If you claim the standard deduction on your federal income tax return, you can deduct up to $300 in cash donations to charities—$600 if you’re a married couple filing jointly. Don’t forget to get statements from charities to have a record of your donations if they exceed $250.

If you itemize on your tax return, you can deduct cash contributions and the value of donated items. So you might want to take the opportunity to declutter before the end of the year and donate items you no longer need to boost the amount of contributions you can claim on your 2021 tax return. 

Review your estate planning documents and beneficiaries

Make sure that you can find all of your estate planning documents—will, trust, power of attorney and advance directive—and that all of the documents have been signed by you and are up-to-date. If there have been any major changes in your life over the past year (divorce, marriage, death of a spouse, etc.), you should update your estate planning documents to reflect those changes. After all, if you got divorced, for example, you probably don’t want to leave your ex-spouse as the recipient of all your assets.

If you don’t have estate planning documents, make an appointment with with an elder law or estate planning attorney as soon as possible to draft a will, power of attorney and advance directive. It’s important that you put your wishes in writing and name someone you trust while you still are mentally competent to make financial and healthcare decisions for you if you become unable to do so yourself.

Also, review your life insurance policy, retirement account and other financial accounts to make sure that you have named beneficiaries for those accounts. Naming beneficiaries will ensure that payouts from those accounts will go directly to your loved ones when you die.

[ Read: The Ulimate Guide to Power of Attorney ]

Create an in-case-of-emergency file

The pandemic has highlighted the need to be prepared for emergencies. So take time before the end of the year to create an in-case-of-emergency file that includes your estate planning documents, life insurance policies, final wishes, list of accounts with usernames and passwords, and list of doctors, medical history and prescription drugs. Then let your loved ones know how to access this file if something happens to you so that they will have all of the information they need when an emergency strikes.

Sign up for monitoring to protect your credit and identity

Unfortunately, older adults often are the targets of scammers because scammers assume retirees have ample retirement savings or a stream of income from pensions or Social Security they can steal. To boost your defenses against scammers, consider using technology such as Carefull to monitor your credit and personal information for misuse and your financial accounts for unusual transactions.
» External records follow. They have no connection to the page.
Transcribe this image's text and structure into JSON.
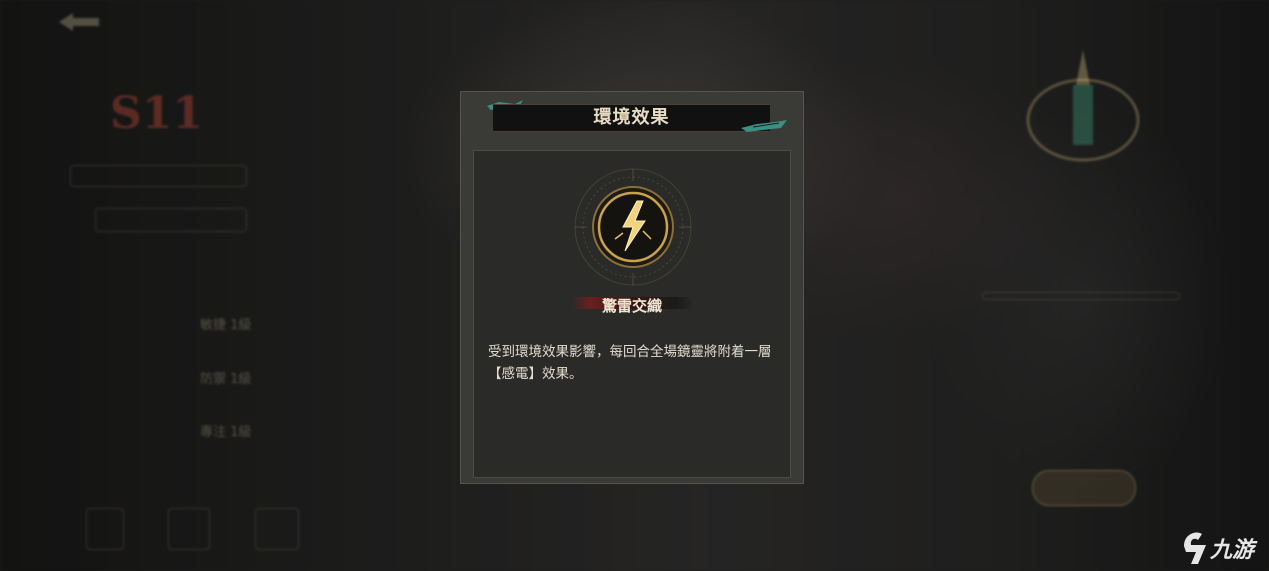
{
  "background": {
    "score": "S11",
    "menu_items": [
      "敏捷 1級",
      "防禦 1級",
      "專注 1級"
    ]
  },
  "dialog": {
    "title": "環境效果",
    "effect_name": "驚雷交織",
    "description": "受到環境效果影響，每回合全場鏡靈將附着一層【感電】效果。",
    "icon": "lightning-bolt-icon",
    "accent_color": "#c9a24a"
  },
  "watermark": {
    "text": "九游"
  }
}
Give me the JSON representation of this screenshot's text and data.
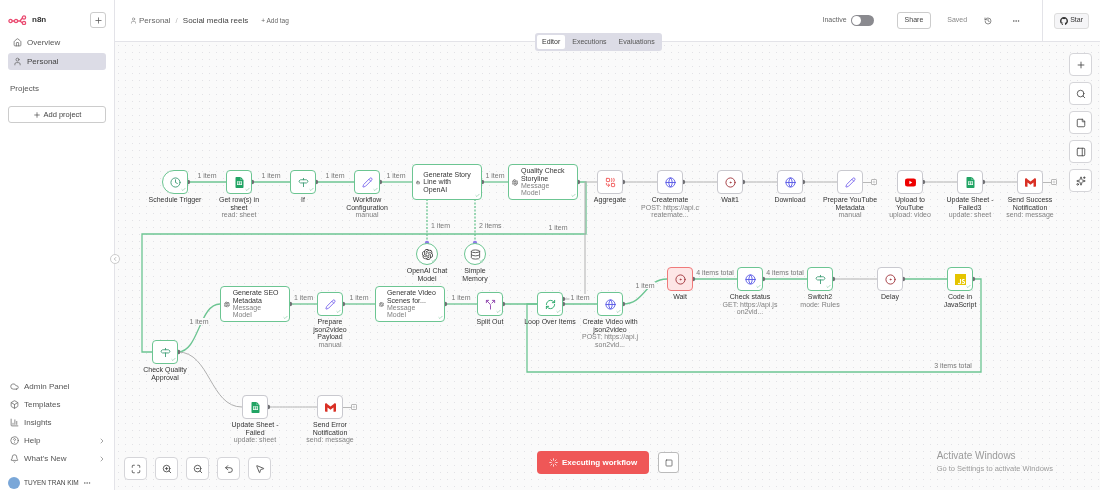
{
  "sidebar": {
    "logo": "n8n",
    "nav": [
      {
        "label": "Overview",
        "selected": false
      },
      {
        "label": "Personal",
        "selected": true
      }
    ],
    "projects_heading": "Projects",
    "add_project": "Add project",
    "bottom_nav": [
      {
        "label": "Admin Panel",
        "submenu": false
      },
      {
        "label": "Templates",
        "submenu": false
      },
      {
        "label": "Insights",
        "submenu": false
      },
      {
        "label": "Help",
        "submenu": true
      },
      {
        "label": "What's New",
        "submenu": true
      }
    ],
    "user": "TUYEN TRAN KIM"
  },
  "header": {
    "breadcrumb": [
      "Personal",
      "Social media reels"
    ],
    "separator": "/",
    "add_tag": "+ Add tag",
    "active_label": "Inactive",
    "active": false,
    "share": "Share",
    "save_state": "Saved",
    "star": "Star"
  },
  "tabs": [
    {
      "label": "Editor",
      "selected": true
    },
    {
      "label": "Executions",
      "selected": false
    },
    {
      "label": "Evaluations",
      "selected": false
    }
  ],
  "nodes": [
    {
      "label": "Schedule Trigger",
      "kind": "clock",
      "success": true,
      "running": false
    },
    {
      "label": "Get row(s) in sheet",
      "subtitle": "read: sheet",
      "kind": "sheet",
      "success": true,
      "running": false
    },
    {
      "label": "If",
      "kind": "signpost",
      "success": true,
      "running": false
    },
    {
      "label": "Workflow Configuration",
      "subtitle": "manual",
      "kind": "pencil",
      "success": true,
      "running": false
    },
    {
      "label": "Generate Story Line with OpenAI",
      "kind": "bot",
      "success": true,
      "running": false
    },
    {
      "label": "Quality Check Storyline",
      "subtitle": "Message Model",
      "kind": "openai",
      "success": true,
      "running": false
    },
    {
      "label": "Aggregate",
      "kind": "aggregate",
      "success": false,
      "running": false
    },
    {
      "label": "Createmate",
      "subtitle": "POST: https://api.createmate...",
      "kind": "globe",
      "success": false,
      "running": false
    },
    {
      "label": "Wait1",
      "kind": "wait",
      "success": false,
      "running": false
    },
    {
      "label": "Download",
      "kind": "globe",
      "success": false,
      "running": false
    },
    {
      "label": "Prepare YouTube Metadata",
      "subtitle": "manual",
      "kind": "pencil",
      "success": false,
      "running": false,
      "open_end": true
    },
    {
      "label": "Upload to YouTube",
      "subtitle": "upload: video",
      "kind": "youtube",
      "success": false,
      "running": false
    },
    {
      "label": "Update Sheet - Failed3",
      "subtitle": "update: sheet",
      "kind": "sheet",
      "success": false,
      "running": false
    },
    {
      "label": "Send Success Notification",
      "subtitle": "send: message",
      "kind": "gmail",
      "success": false,
      "running": false,
      "open_end": true
    },
    {
      "label": "OpenAI Chat Model",
      "kind": "openai",
      "success": true,
      "running": false
    },
    {
      "label": "Simple Memory",
      "kind": "memory",
      "success": true,
      "running": false
    },
    {
      "label": "Check Quality Approval",
      "kind": "signpost",
      "success": true,
      "running": false
    },
    {
      "label": "Generate SEO Metadata",
      "subtitle": "Message Model",
      "kind": "openai",
      "success": true,
      "running": false
    },
    {
      "label": "Prepare json2video Payload",
      "subtitle": "manual",
      "kind": "pencil",
      "success": true,
      "running": false
    },
    {
      "label": "Generate Video Scenes for...",
      "subtitle": "Message Model",
      "kind": "openai",
      "success": true,
      "running": false
    },
    {
      "label": "Split Out",
      "kind": "split",
      "success": true,
      "running": false
    },
    {
      "label": "Loop Over Items",
      "kind": "loop",
      "success": true,
      "running": false
    },
    {
      "label": "Create Video with json2video",
      "subtitle": "POST: https://api.json2vid...",
      "kind": "globe",
      "success": true,
      "running": false
    },
    {
      "label": "Wait",
      "kind": "wait",
      "success": false,
      "running": true
    },
    {
      "label": "Check status",
      "subtitle": "GET: https://api.json2vid...",
      "kind": "globe",
      "success": true,
      "running": false
    },
    {
      "label": "Switch2",
      "subtitle": "mode: Rules",
      "kind": "signpost",
      "success": true,
      "running": false
    },
    {
      "label": "Delay",
      "kind": "wait",
      "success": false,
      "running": false
    },
    {
      "label": "Code in JavaScript",
      "kind": "js",
      "success": true,
      "running": false
    },
    {
      "label": "Update Sheet - Failed",
      "subtitle": "update: sheet",
      "kind": "sheet",
      "success": false,
      "running": false
    },
    {
      "label": "Send Error Notification",
      "subtitle": "send: message",
      "kind": "gmail",
      "success": false,
      "running": false,
      "open_end": true
    }
  ],
  "edges": [
    {
      "label": "1 item",
      "active": true
    },
    {
      "label": "1 item",
      "active": true
    },
    {
      "label": "1 item",
      "active": true
    },
    {
      "label": "1 item",
      "active": true
    },
    {
      "label": "1 item",
      "active": true
    },
    {
      "label": "1 item",
      "active": true
    },
    {
      "active": false
    },
    {
      "active": false
    },
    {
      "active": false
    },
    {
      "active": false
    },
    {
      "active": false
    },
    {
      "active": false
    },
    {
      "label": "1 item",
      "active": true
    },
    {
      "label": "2 items",
      "active": true
    },
    {
      "label": "1 item",
      "active": true
    },
    {
      "active": false
    },
    {
      "active": false
    },
    {
      "label": "1 item",
      "active": true
    },
    {
      "label": "1 item",
      "active": true
    },
    {
      "label": "1 item",
      "active": true
    },
    {
      "active": true
    },
    {
      "active": false
    },
    {
      "label": "1 item",
      "active": true
    },
    {
      "label": "1 item",
      "active": true
    },
    {
      "label": "4 items total",
      "active": true
    },
    {
      "label": "4 items total",
      "active": true
    },
    {
      "active": false
    },
    {
      "active": true
    },
    {
      "label": "3 items total",
      "active": true
    }
  ],
  "executing_label": "Executing workflow",
  "os_notice": {
    "title": "Activate Windows",
    "text": "Go to Settings to activate Windows"
  }
}
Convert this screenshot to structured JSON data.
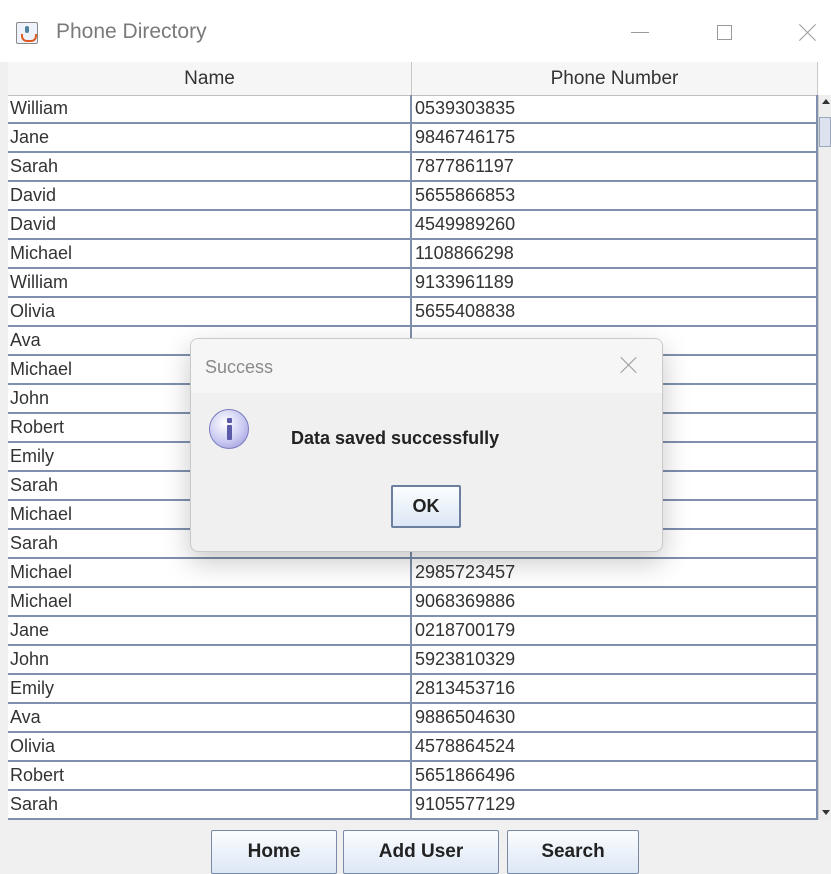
{
  "window": {
    "title": "Phone Directory",
    "icon": "java-cup-icon"
  },
  "table": {
    "columns": [
      "Name",
      "Phone Number"
    ],
    "rows": [
      {
        "name": "William",
        "phone": "0539303835"
      },
      {
        "name": "Jane",
        "phone": "9846746175"
      },
      {
        "name": "Sarah",
        "phone": "7877861197"
      },
      {
        "name": "David",
        "phone": "5655866853"
      },
      {
        "name": "David",
        "phone": "4549989260"
      },
      {
        "name": "Michael",
        "phone": "1108866298"
      },
      {
        "name": "William",
        "phone": "9133961189"
      },
      {
        "name": "Olivia",
        "phone": "5655408838"
      },
      {
        "name": "Ava",
        "phone": ""
      },
      {
        "name": "Michael",
        "phone": ""
      },
      {
        "name": "John",
        "phone": ""
      },
      {
        "name": "Robert",
        "phone": ""
      },
      {
        "name": "Emily",
        "phone": ""
      },
      {
        "name": "Sarah",
        "phone": ""
      },
      {
        "name": "Michael",
        "phone": ""
      },
      {
        "name": "Sarah",
        "phone": ""
      },
      {
        "name": "Michael",
        "phone": "2985723457"
      },
      {
        "name": "Michael",
        "phone": "9068369886"
      },
      {
        "name": "Jane",
        "phone": "0218700179"
      },
      {
        "name": "John",
        "phone": "5923810329"
      },
      {
        "name": "Emily",
        "phone": "2813453716"
      },
      {
        "name": "Ava",
        "phone": "9886504630"
      },
      {
        "name": "Olivia",
        "phone": "4578864524"
      },
      {
        "name": "Robert",
        "phone": "5651866496"
      },
      {
        "name": "Sarah",
        "phone": "9105577129"
      }
    ]
  },
  "buttons": {
    "home": "Home",
    "add_user": "Add User",
    "search": "Search"
  },
  "dialog": {
    "title": "Success",
    "message": "Data saved successfully",
    "ok": "OK",
    "icon": "info-icon"
  },
  "colors": {
    "grid_line": "#7e90ac",
    "button_border": "#7a8aa6",
    "dialog_bg": "#f0f0f0"
  }
}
You’ll get alerts by email and text message when Carefull spots something unusual. 

Revisit your plan for long-term care

Each year you wait to buy a long-term care insurance policy or life insurance policy with long-term care benefits, the more it will cost you. If you wait until your late 60s or early 70s, you run the risk of not qualifying for coverage. 

It’s essential to have a way to pay for long-term care because there is a high chance that you will need it (more than half of adults 65 and older do). The cost of care ranges from more than $4,000 a month for a home health aide or assisted living to more than $8,000 a month for a private room in a skilled nursing facility, according to Genworth’s Cost of Care Survey. And Medicare does not pay for this sort of care.

To find out more about long-term care insurance, work with an insurance broker who works with several insurance companies and can help compare plans for you. You can find a broker through the American Association for Long-Term Care.

[ Keep Reading: How to Pay for Long-Term Care ]

Cameron Huddleston